▶ _What is required_: Could you please output all of the data exactly, without the images?

Stored data entries:
╭──

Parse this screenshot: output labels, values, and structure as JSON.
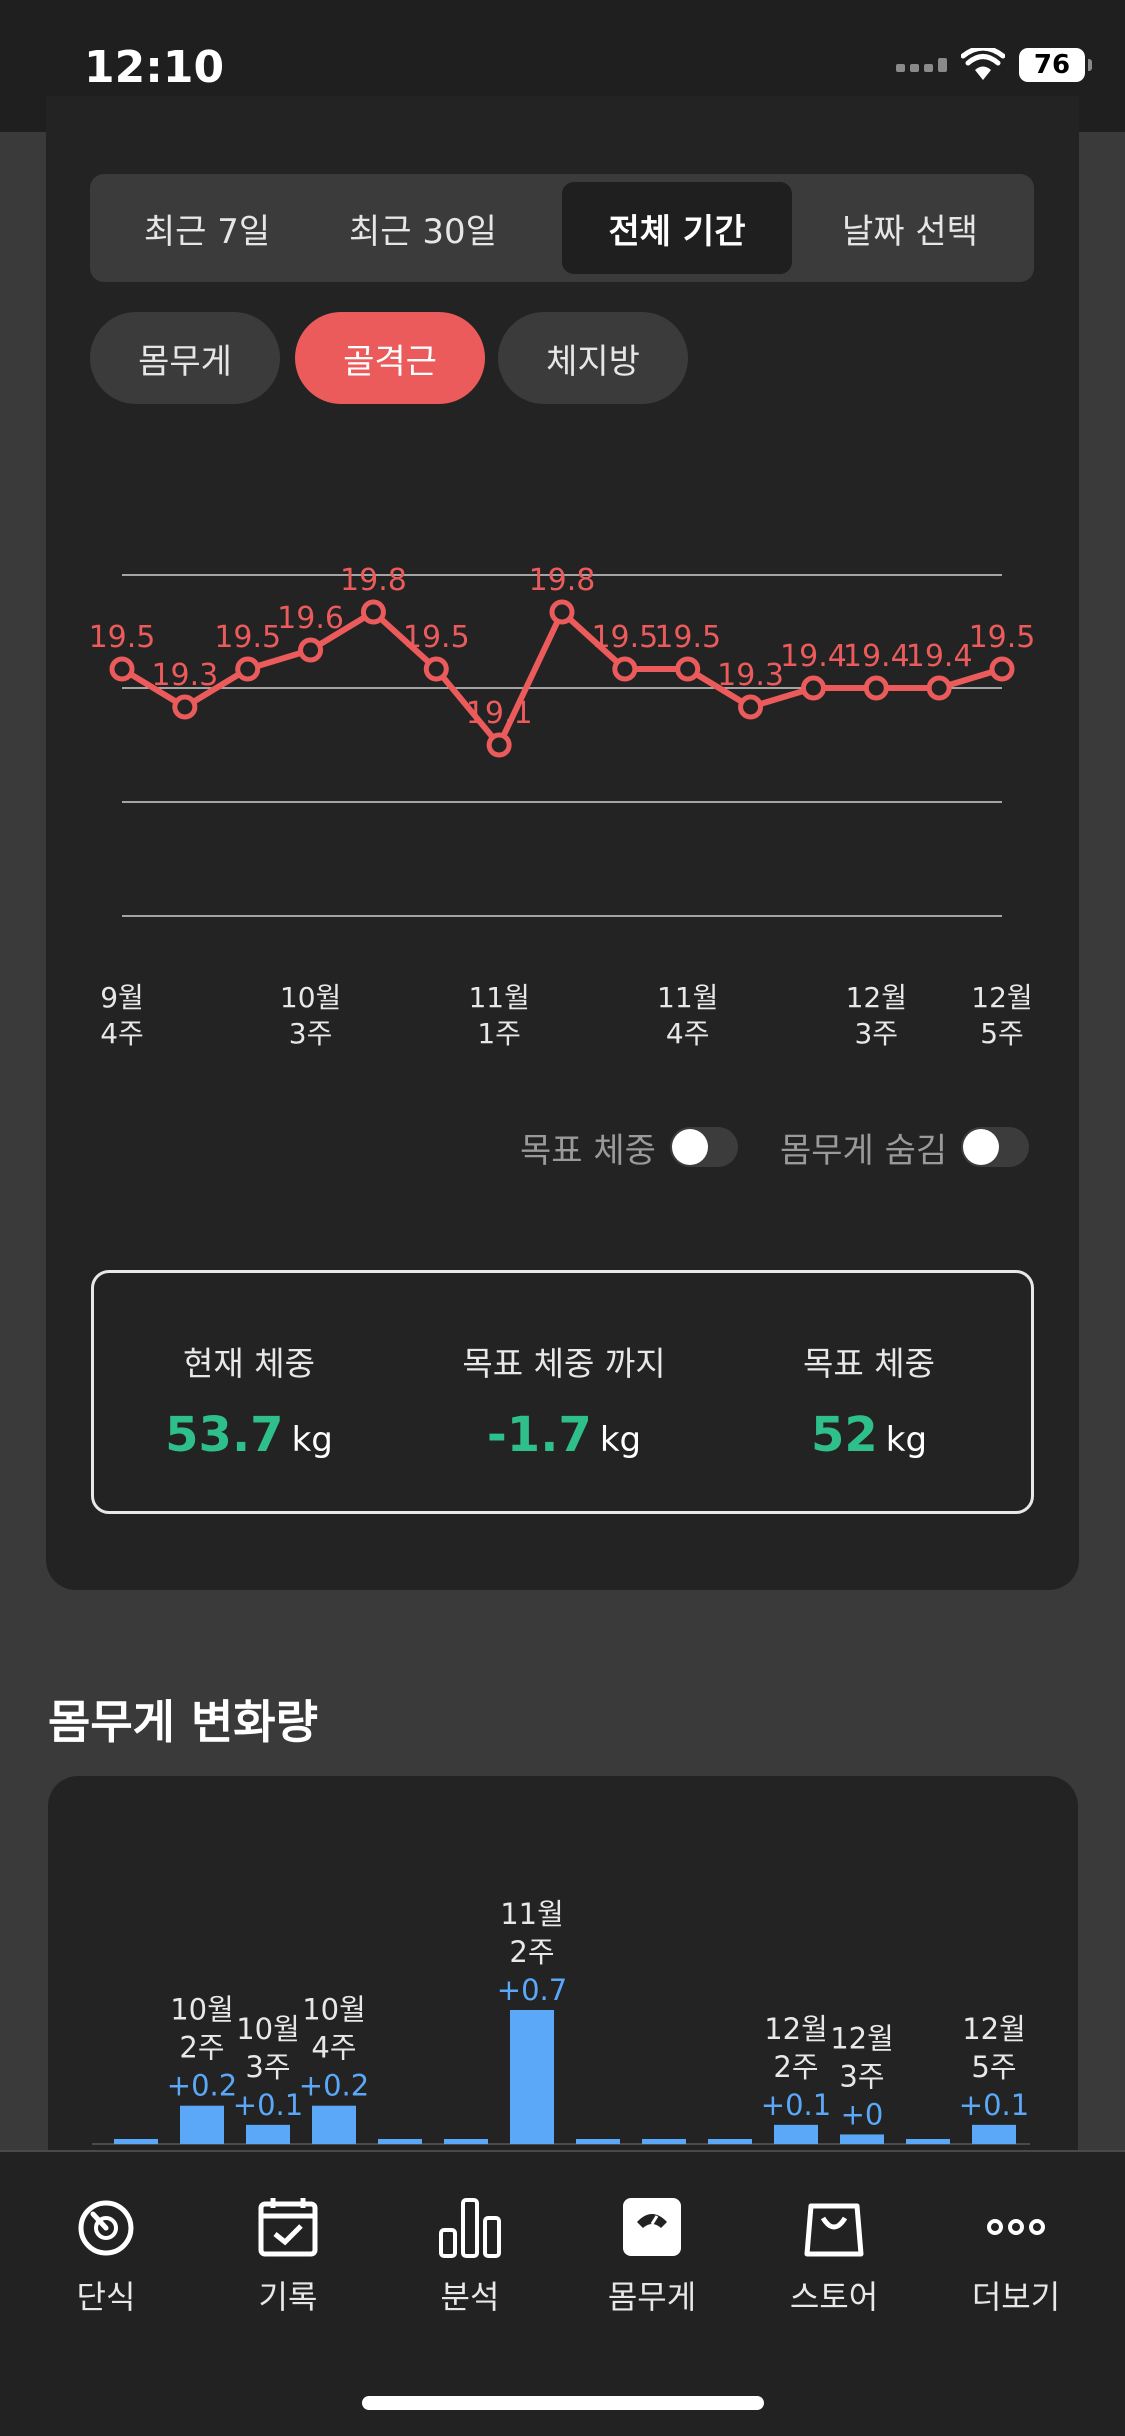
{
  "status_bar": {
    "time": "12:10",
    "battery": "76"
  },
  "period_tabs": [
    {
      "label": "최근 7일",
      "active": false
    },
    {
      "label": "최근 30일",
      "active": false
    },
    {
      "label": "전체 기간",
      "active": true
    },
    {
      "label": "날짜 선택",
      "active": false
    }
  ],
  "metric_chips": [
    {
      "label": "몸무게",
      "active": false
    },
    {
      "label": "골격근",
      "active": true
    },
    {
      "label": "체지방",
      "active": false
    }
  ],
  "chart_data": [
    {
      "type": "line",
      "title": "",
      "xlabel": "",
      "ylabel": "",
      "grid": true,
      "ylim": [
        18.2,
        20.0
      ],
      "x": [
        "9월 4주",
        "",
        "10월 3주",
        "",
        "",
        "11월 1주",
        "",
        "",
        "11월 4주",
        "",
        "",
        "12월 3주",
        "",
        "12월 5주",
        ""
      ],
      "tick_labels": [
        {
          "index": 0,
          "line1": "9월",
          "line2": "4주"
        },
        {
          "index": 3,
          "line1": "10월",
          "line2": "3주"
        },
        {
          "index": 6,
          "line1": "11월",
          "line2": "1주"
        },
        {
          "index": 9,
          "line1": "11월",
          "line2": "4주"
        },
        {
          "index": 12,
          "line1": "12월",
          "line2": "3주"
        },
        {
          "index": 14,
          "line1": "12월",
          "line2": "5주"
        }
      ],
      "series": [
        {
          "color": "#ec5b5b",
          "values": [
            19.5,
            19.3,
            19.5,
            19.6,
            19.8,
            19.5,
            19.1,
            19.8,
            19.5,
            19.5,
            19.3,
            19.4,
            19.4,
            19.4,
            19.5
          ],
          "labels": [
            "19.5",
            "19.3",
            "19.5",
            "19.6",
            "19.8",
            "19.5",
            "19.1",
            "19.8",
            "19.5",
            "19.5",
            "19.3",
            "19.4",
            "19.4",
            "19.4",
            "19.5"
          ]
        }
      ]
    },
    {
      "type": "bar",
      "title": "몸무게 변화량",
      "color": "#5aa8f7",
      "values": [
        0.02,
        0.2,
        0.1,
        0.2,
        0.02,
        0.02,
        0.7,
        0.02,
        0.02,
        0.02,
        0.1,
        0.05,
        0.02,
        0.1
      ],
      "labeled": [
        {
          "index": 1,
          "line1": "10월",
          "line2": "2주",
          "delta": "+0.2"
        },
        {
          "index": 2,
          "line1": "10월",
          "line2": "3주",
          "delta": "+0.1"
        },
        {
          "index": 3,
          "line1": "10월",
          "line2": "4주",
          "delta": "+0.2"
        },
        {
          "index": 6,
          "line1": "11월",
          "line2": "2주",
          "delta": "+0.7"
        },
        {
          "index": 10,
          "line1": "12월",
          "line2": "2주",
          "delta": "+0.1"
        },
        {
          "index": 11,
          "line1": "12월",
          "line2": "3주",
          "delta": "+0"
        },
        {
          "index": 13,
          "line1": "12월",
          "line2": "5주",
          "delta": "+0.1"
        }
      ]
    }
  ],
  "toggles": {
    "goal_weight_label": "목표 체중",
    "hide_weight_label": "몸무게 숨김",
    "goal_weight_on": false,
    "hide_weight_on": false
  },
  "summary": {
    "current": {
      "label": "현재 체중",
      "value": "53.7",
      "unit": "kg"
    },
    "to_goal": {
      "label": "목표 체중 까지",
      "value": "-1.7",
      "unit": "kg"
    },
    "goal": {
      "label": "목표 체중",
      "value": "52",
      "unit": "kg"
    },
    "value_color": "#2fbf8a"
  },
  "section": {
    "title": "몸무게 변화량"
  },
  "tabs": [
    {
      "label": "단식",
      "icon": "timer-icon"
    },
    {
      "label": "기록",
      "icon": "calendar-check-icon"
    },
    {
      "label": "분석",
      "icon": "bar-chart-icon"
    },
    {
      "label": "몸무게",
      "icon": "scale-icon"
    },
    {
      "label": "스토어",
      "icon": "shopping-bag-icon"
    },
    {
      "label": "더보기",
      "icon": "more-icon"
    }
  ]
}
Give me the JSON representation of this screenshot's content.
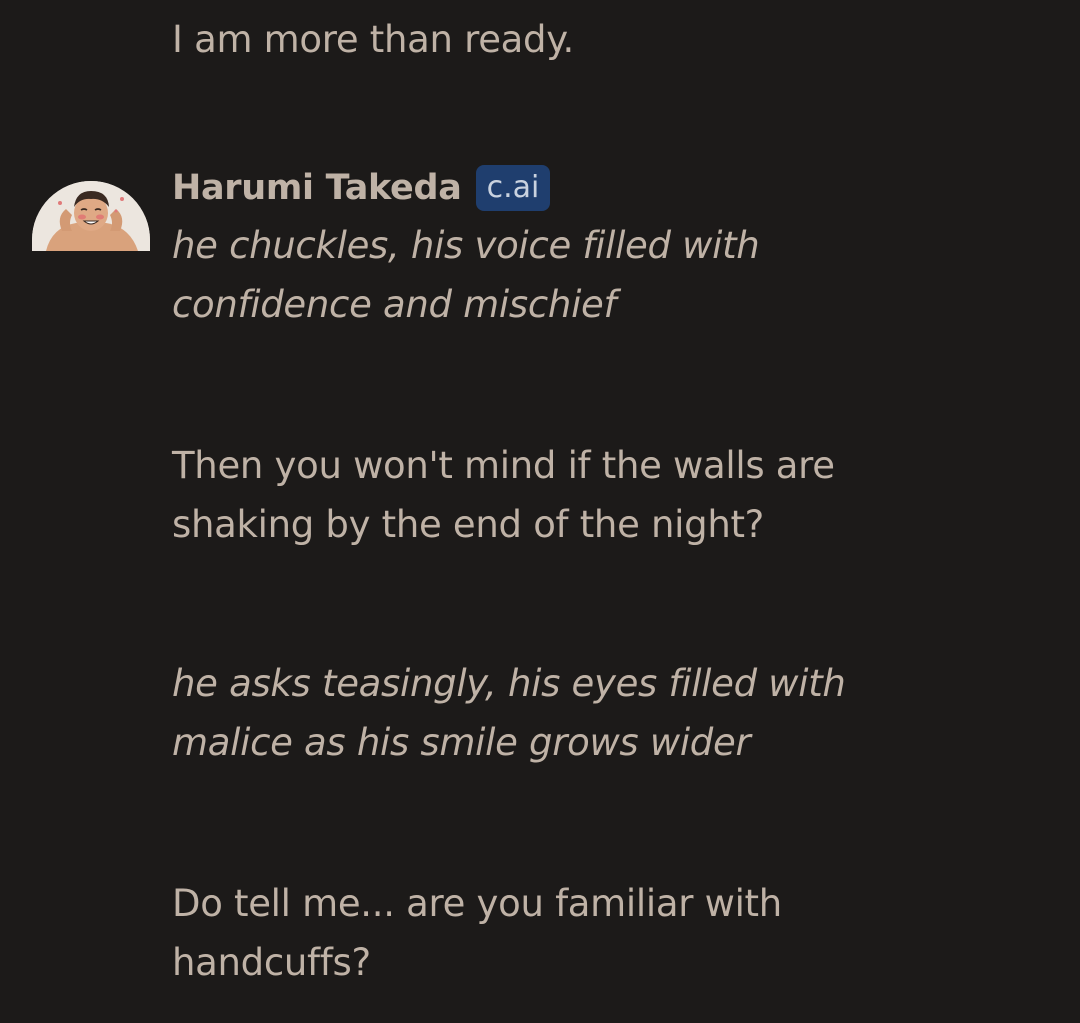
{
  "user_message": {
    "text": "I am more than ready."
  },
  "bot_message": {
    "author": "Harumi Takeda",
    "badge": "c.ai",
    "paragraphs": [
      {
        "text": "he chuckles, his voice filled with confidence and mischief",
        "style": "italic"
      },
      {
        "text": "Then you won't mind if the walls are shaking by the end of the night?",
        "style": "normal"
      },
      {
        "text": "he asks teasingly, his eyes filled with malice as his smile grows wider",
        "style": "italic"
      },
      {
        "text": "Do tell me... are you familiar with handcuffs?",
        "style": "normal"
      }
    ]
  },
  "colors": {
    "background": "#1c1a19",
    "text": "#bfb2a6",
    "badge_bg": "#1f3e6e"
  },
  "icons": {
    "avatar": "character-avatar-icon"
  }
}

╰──

▶ _Written response_:
Parse this screenshot: output labels, values, and structure as JSON.
{
  "status_bar": {
    "time": "12:10",
    "battery": "76"
  },
  "period_tabs": [
    {
      "label": "최근 7일",
      "active": false
    },
    {
      "label": "최근 30일",
      "active": false
    },
    {
      "label": "전체 기간",
      "active": true
    },
    {
      "label": "날짜 선택",
      "active": false
    }
  ],
  "metric_chips": [
    {
      "label": "몸무게",
      "active": false
    },
    {
      "label": "골격근",
      "active": true
    },
    {
      "label": "체지방",
      "active": false
    }
  ],
  "chart_data": [
    {
      "type": "line",
      "title": "",
      "xlabel": "",
      "ylabel": "",
      "grid": true,
      "ylim": [
        18.2,
        20.0
      ],
      "x": [
        "9월 4주",
        "",
        "10월 3주",
        "",
        "",
        "11월 1주",
        "",
        "",
        "11월 4주",
        "",
        "",
        "12월 3주",
        "",
        "12월 5주",
        ""
      ],
      "tick_labels": [
        {
          "index": 0,
          "line1": "9월",
          "line2": "4주"
        },
        {
          "index": 3,
          "line1": "10월",
          "line2": "3주"
        },
        {
          "index": 6,
          "line1": "11월",
          "line2": "1주"
        },
        {
          "index": 9,
          "line1": "11월",
          "line2": "4주"
        },
        {
          "index": 12,
          "line1": "12월",
          "line2": "3주"
        },
        {
          "index": 14,
          "line1": "12월",
          "line2": "5주"
        }
      ],
      "series": [
        {
          "color": "#ec5b5b",
          "values": [
            19.5,
            19.3,
            19.5,
            19.6,
            19.8,
            19.5,
            19.1,
            19.8,
            19.5,
            19.5,
            19.3,
            19.4,
            19.4,
            19.4,
            19.5
          ],
          "labels": [
            "19.5",
            "19.3",
            "19.5",
            "19.6",
            "19.8",
            "19.5",
            "19.1",
            "19.8",
            "19.5",
            "19.5",
            "19.3",
            "19.4",
            "19.4",
            "19.4",
            "19.5"
          ]
        }
      ]
    },
    {
      "type": "bar",
      "title": "몸무게 변화량",
      "color": "#5aa8f7",
      "values": [
        0.02,
        0.2,
        0.1,
        0.2,
        0.02,
        0.02,
        0.7,
        0.02,
        0.02,
        0.02,
        0.1,
        0.05,
        0.02,
        0.1
      ],
      "labeled": [
        {
          "index": 1,
          "line1": "10월",
          "line2": "2주",
          "delta": "+0.2"
        },
        {
          "index": 2,
          "line1": "10월",
          "line2": "3주",
          "delta": "+0.1"
        },
        {
          "index": 3,
          "line1": "10월",
          "line2": "4주",
          "delta": "+0.2"
        },
        {
          "index": 6,
          "line1": "11월",
          "line2": "2주",
          "delta": "+0.7"
        },
        {
          "index": 10,
          "line1": "12월",
          "line2": "2주",
          "delta": "+0.1"
        },
        {
          "index": 11,
          "line1": "12월",
          "line2": "3주",
          "delta": "+0"
        },
        {
          "index": 13,
          "line1": "12월",
          "line2": "5주",
          "delta": "+0.1"
        }
      ]
    }
  ],
  "toggles": {
    "goal_weight_label": "목표 체중",
    "hide_weight_label": "몸무게 숨김",
    "goal_weight_on": false,
    "hide_weight_on": false
  },
  "summary": {
    "current": {
      "label": "현재 체중",
      "value": "53.7",
      "unit": "kg"
    },
    "to_goal": {
      "label": "목표 체중 까지",
      "value": "-1.7",
      "unit": "kg"
    },
    "goal": {
      "label": "목표 체중",
      "value": "52",
      "unit": "kg"
    },
    "value_color": "#2fbf8a"
  },
  "section": {
    "title": "몸무게 변화량"
  },
  "tabs": [
    {
      "label": "단식",
      "icon": "timer-icon"
    },
    {
      "label": "기록",
      "icon": "calendar-check-icon"
    },
    {
      "label": "분석",
      "icon": "bar-chart-icon"
    },
    {
      "label": "몸무게",
      "icon": "scale-icon"
    },
    {
      "label": "스토어",
      "icon": "shopping-bag-icon"
    },
    {
      "label": "더보기",
      "icon": "more-icon"
    }
  ]
}
Give me the JSON representation of this screenshot's content.
{
  "user_message": {
    "text": "I am more than ready."
  },
  "bot_message": {
    "author": "Harumi Takeda",
    "badge": "c.ai",
    "paragraphs": [
      {
        "text": "he chuckles, his voice filled with confidence and mischief",
        "style": "italic"
      },
      {
        "text": "Then you won't mind if the walls are shaking by the end of the night?",
        "style": "normal"
      },
      {
        "text": "he asks teasingly, his eyes filled with malice as his smile grows wider",
        "style": "italic"
      },
      {
        "text": "Do tell me... are you familiar with handcuffs?",
        "style": "normal"
      }
    ]
  },
  "colors": {
    "background": "#1c1a19",
    "text": "#bfb2a6",
    "badge_bg": "#1f3e6e"
  },
  "icons": {
    "avatar": "character-avatar-icon"
  }
}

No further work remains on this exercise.